Spontaneous Combustion

by John Robertson

At 0708 on 7th March we got a page to a fire at the green waste dump at Knoll Road. TM52 was first off with Barry and Robbo. 52 was at the fire at 0724; not a bad response time for volunteers! TM51 followed close behind with John (TM1), Neville and Rory. There was a lot of smoke coming from the large pile of green waste.

Council staff were on hand and we used their tractor backhoe plus one of our own rakehoes to open up and spread the smoking material while 52 and 51 hosed down the hot spots within it. We had suppressed all the smoke within about 20 minutes. The Council staff undertook to monitor the situation and hopefully we will not hear further from them.

John correctly identified spontaneous combustion as the cause of the problem.

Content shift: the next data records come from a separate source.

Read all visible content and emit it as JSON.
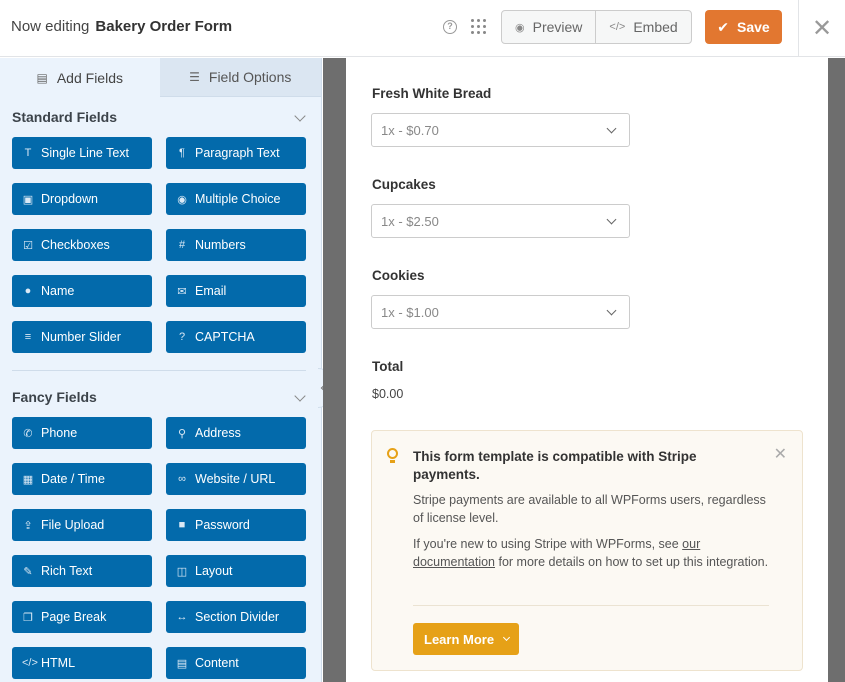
{
  "header": {
    "prefix": "Now editing",
    "form_name": "Bakery Order Form",
    "help_icon": "help-icon",
    "apps_icon": "grid-icon",
    "preview_label": "Preview",
    "embed_label": "Embed",
    "save_label": "Save",
    "close_icon": "close-icon"
  },
  "sidebar": {
    "tabs": [
      {
        "label": "Add Fields",
        "icon": "list-icon"
      },
      {
        "label": "Field Options",
        "icon": "sliders-icon"
      }
    ],
    "sections": [
      {
        "title": "Standard Fields",
        "fields": [
          {
            "label": "Single Line Text",
            "icon": "text-icon"
          },
          {
            "label": "Paragraph Text",
            "icon": "paragraph-icon"
          },
          {
            "label": "Dropdown",
            "icon": "dropdown-icon"
          },
          {
            "label": "Multiple Choice",
            "icon": "radio-icon"
          },
          {
            "label": "Checkboxes",
            "icon": "checkbox-icon"
          },
          {
            "label": "Numbers",
            "icon": "hash-icon"
          },
          {
            "label": "Name",
            "icon": "user-icon"
          },
          {
            "label": "Email",
            "icon": "envelope-icon"
          },
          {
            "label": "Number Slider",
            "icon": "sliders-icon"
          },
          {
            "label": "CAPTCHA",
            "icon": "question-icon"
          }
        ]
      },
      {
        "title": "Fancy Fields",
        "fields": [
          {
            "label": "Phone",
            "icon": "phone-icon"
          },
          {
            "label": "Address",
            "icon": "map-pin-icon"
          },
          {
            "label": "Date / Time",
            "icon": "calendar-icon"
          },
          {
            "label": "Website / URL",
            "icon": "link-icon"
          },
          {
            "label": "File Upload",
            "icon": "upload-icon"
          },
          {
            "label": "Password",
            "icon": "lock-icon"
          },
          {
            "label": "Rich Text",
            "icon": "edit-icon"
          },
          {
            "label": "Layout",
            "icon": "columns-icon"
          },
          {
            "label": "Page Break",
            "icon": "copy-icon"
          },
          {
            "label": "Section Divider",
            "icon": "arrows-h-icon"
          },
          {
            "label": "HTML",
            "icon": "code-icon"
          },
          {
            "label": "Content",
            "icon": "file-icon"
          }
        ]
      }
    ]
  },
  "form": {
    "items": [
      {
        "label": "Fresh White Bread",
        "value": "1x - $0.70"
      },
      {
        "label": "Cupcakes",
        "value": "1x - $2.50"
      },
      {
        "label": "Cookies",
        "value": "1x - $1.00"
      }
    ],
    "total_label": "Total",
    "total_value": "$0.00"
  },
  "notice": {
    "title": "This form template is compatible with Stripe payments.",
    "p1": "Stripe payments are available to all WPForms users, regardless of license level.",
    "p2_a": "If you're new to using Stripe with WPForms, see",
    "p2_link1": "our",
    "p2_link2": "documentation",
    "p2_b": "for more details on how to set up this integration.",
    "button_label": "Learn More"
  },
  "colors": {
    "accent_orange": "#e27730",
    "field_button_blue": "#036aab",
    "learn_more_yellow": "#e6a117",
    "sidebar_bg": "#ebf3fc"
  }
}
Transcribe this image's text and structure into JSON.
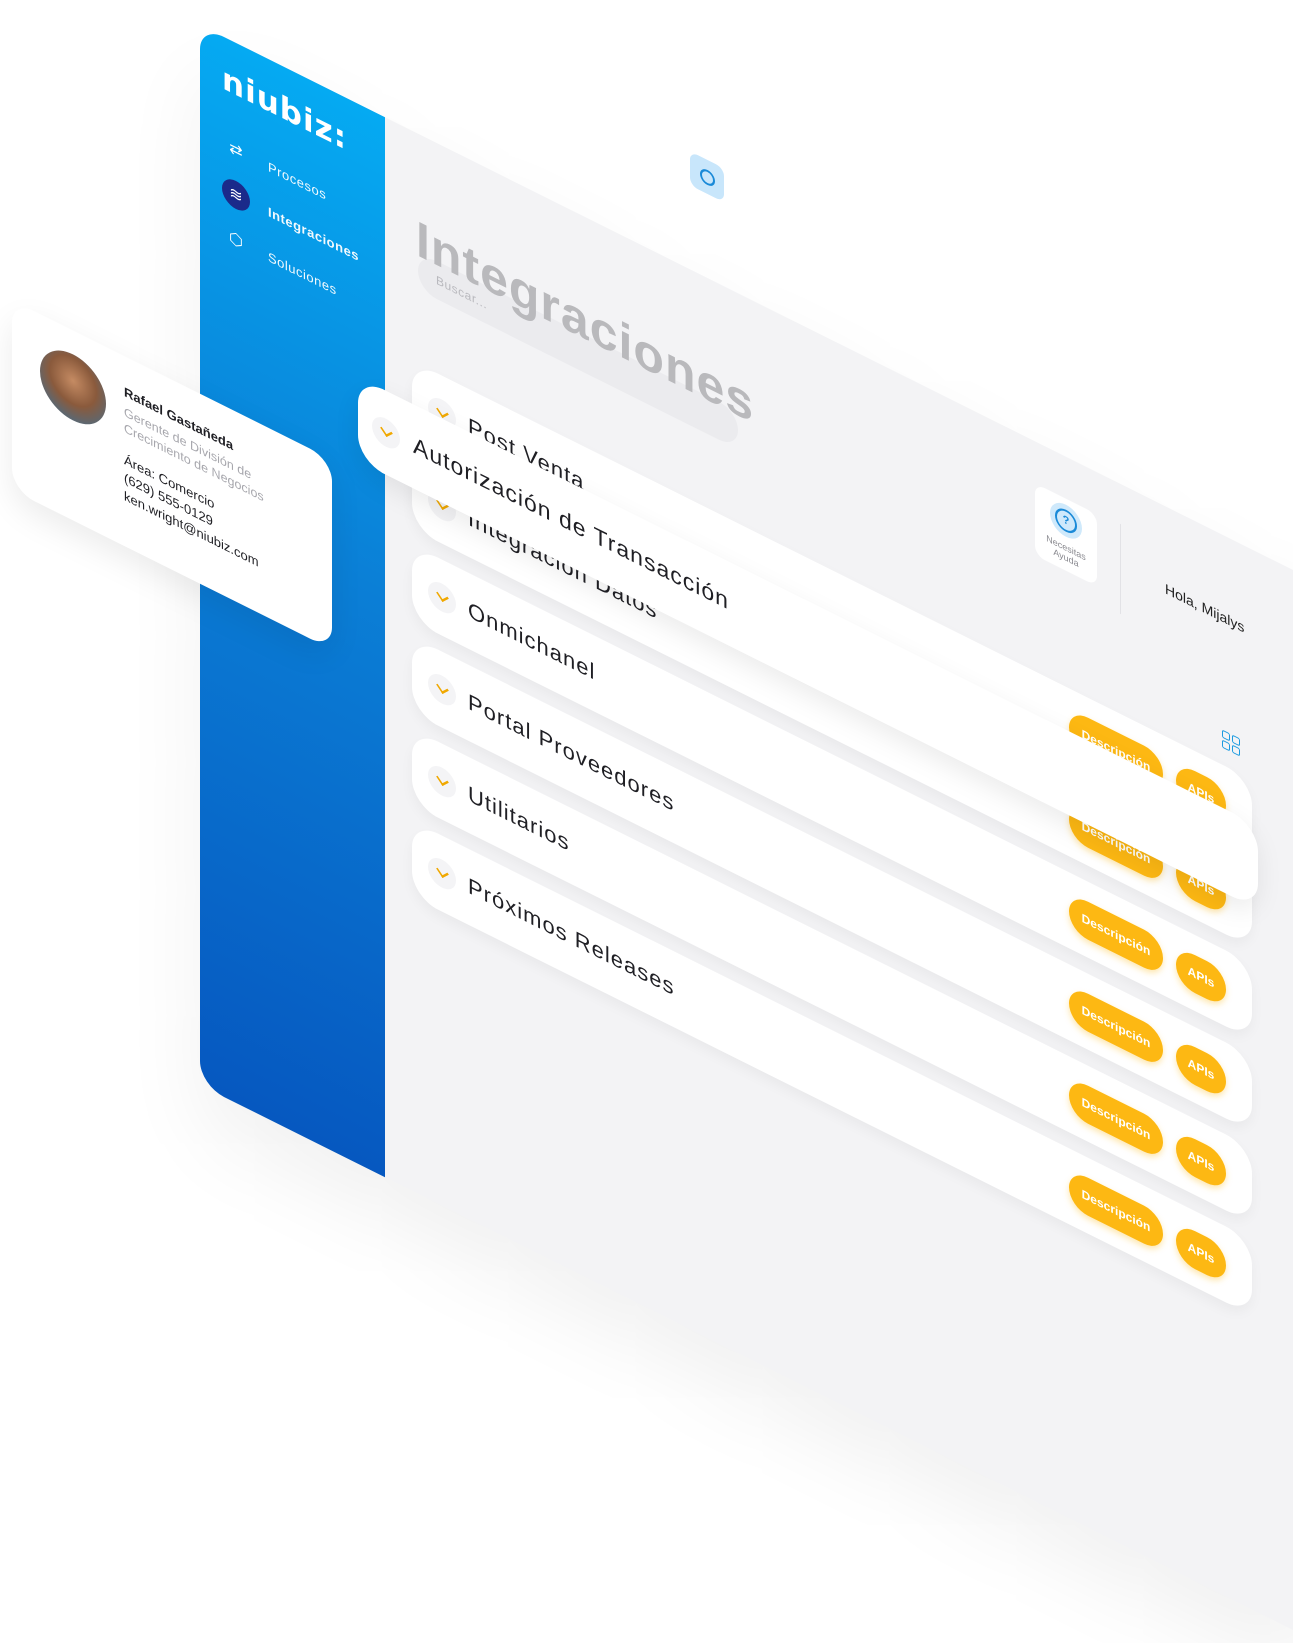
{
  "brand": {
    "logo": "niubiz:"
  },
  "sidebar": {
    "items": [
      {
        "label": "Procesos",
        "icon": "arrows-exchange-icon",
        "active": false
      },
      {
        "label": "Integraciones",
        "icon": "layers-icon",
        "active": true
      },
      {
        "label": "Soluciones",
        "icon": "box-icon",
        "active": false
      }
    ]
  },
  "header": {
    "search_placeholder": "Buscar...",
    "help_label": "Necesitas Ayuda",
    "greeting": "Hola, Mijalys"
  },
  "main": {
    "title": "Integraciones",
    "featured": {
      "label": "Autorización de Transacción"
    },
    "rows": [
      {
        "label": "Post Venta",
        "description_label": "Descripción",
        "apis_label": "APIs"
      },
      {
        "label": "Integración Datos",
        "description_label": "Descripción",
        "apis_label": "APIs"
      },
      {
        "label": "Onmichanel",
        "description_label": "Descripción",
        "apis_label": "APIs"
      },
      {
        "label": "Portal Proveedores",
        "description_label": "Descripción",
        "apis_label": "APIs"
      },
      {
        "label": "Utilitarios",
        "description_label": "Descripción",
        "apis_label": "APIs"
      },
      {
        "label": "Próximos Releases",
        "description_label": "Descripción",
        "apis_label": "APIs"
      }
    ]
  },
  "profile": {
    "name": "Rafael Gastañeda",
    "role": "Gerente de División de Crecimiento de Negocios",
    "area": "Área: Comercio",
    "phone": "(629) 555-0129",
    "email": "ken.wright@niubiz.com"
  },
  "colors": {
    "sidebar_top": "#05aaf2",
    "sidebar_bottom": "#0658c0",
    "accent_yellow": "#fdb813",
    "active_nav": "#1b2a8a",
    "icon_blue": "#1a8ad8"
  }
}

On close inspection it was evident that fungal growth caused the initial heating which built up to full internal combustion. It was further evident that the whole amount of the large green waste dump was subject to the same process. Given the weather conditions and the age of the material the dump was too massive and too high to avoid internal combustion. John advised the Council to get their contractor on site to reduce the height and to spread the entire mass over a greater area.

We were all back at the Station by 0815 and dispersed after a short debrief which included thanks and congratulations all round from TM1.
However, that was not the end of the story.
On Saturday afternoon Maureen, our former Brigade Secretary, told John that the dump was again smoking vigorously. John arranged for Firecom to page us which they did at 1500. Tony was on base radio and, via many phone calls, got hold of Dean Coles (the Council’s contractor) and organised for him to bring a Bobcat loader to the dump. TM52 with John (TM1) and Neville were first up followed by John F and Robbo in 51 and by Dean with the Bobcat. As we saw on Friday the whole mass was subect to internal combustion and this latest episode had been set off by members of the public loading mulch from the pile thus letting in air and re-starting vigorous combustion which included considerable flames. Indeed when John and Neville arrived one person was busy loading his ute with burning mulch. As Neville observed he could be quite sure that it contained no viable weed seeds. Expert operation of the Bobcat by Dean soon excavated the hottest part of the heap and spread it about one metre high. As he did this, 51 and 52 hosed it down and also hosed down the face of the pile where he was digging. John F ran the pump and foam on 51 with a skill born of long experience and with perfect consideration for the guy on the branch.
John had Dean cut a wide earth break around the pile to protect the adjacent forest; a score of good operators with rake hoes would have been pushed to do this so well in the time. Finally John had us lay thick foam on the main pile and on the spread material; this wetted down the mulch and helped seal out the air. That done both trucks went to refill with water at Holt Road. Dean assured us that on Monday the whole heap would be excavated and spread out safely.
We were back at the Station by 17.30 for a short debrief where TM1 congratulated the members present and they congratulated John on a job well done. John undertook to monitor the fire in the evening and when he did this more smoke was coming from the big heap. John called Nev to join him in 52, they hosed down the face thoroughly and were back at the Station at 2230. Nev described the face as looking like the lava flow from a volcano.
Early on Sunday morning Nev did a recce and reported a bright red spot in the middle of the face. Later in the morning and in response to Nev’s report Coles brought a long-reach backhoe onto site to make a complete job of spreading out the big heap. It was evident that the internal combustion had extended right throughout the lower levels of the heap. TM52 with John and Nev hosed down each scoop of hot mulch as it was spread. Paul and Kim came in 51 and laid foam over the entire area of mulch. The trucks recommissioned and were back at the Station at 1130. Kim undertook to monitor the fire and happily was able to report that all was well. So this incident really is at an end!
Posted in Incident Reports